(Beginning of Data extracts)
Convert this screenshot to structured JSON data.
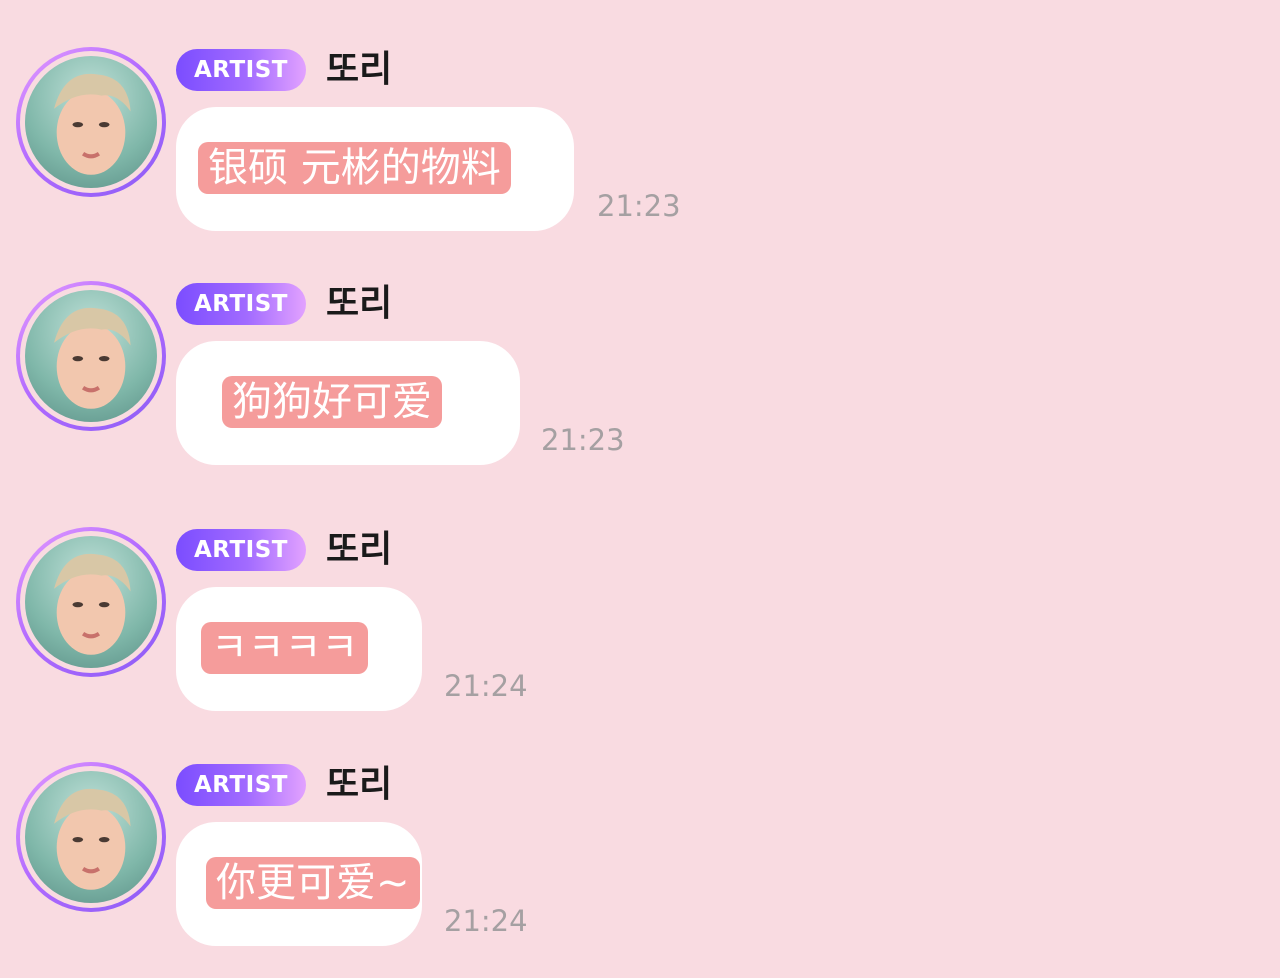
{
  "messages": [
    {
      "badge": "ARTIST",
      "sender": "또리",
      "text": "银硕 元彬的物料",
      "time": "21:23"
    },
    {
      "badge": "ARTIST",
      "sender": "또리",
      "text": "狗狗好可爱",
      "time": "21:23"
    },
    {
      "badge": "ARTIST",
      "sender": "또리",
      "text": "ㅋㅋㅋㅋ",
      "time": "21:24"
    },
    {
      "badge": "ARTIST",
      "sender": "또리",
      "text": "你更可爱~",
      "time": "21:24"
    }
  ],
  "colors": {
    "background": "#f9dbe1",
    "bubble": "#ffffff",
    "highlight": "#f59c9b",
    "badge_start": "#7b4dff",
    "badge_end": "#e2a2ff",
    "timestamp": "#a5a0a2"
  },
  "icons": {
    "avatar": "avatar-photo"
  }
}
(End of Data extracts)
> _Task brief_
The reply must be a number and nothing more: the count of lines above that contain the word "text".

> _Result for this task_
4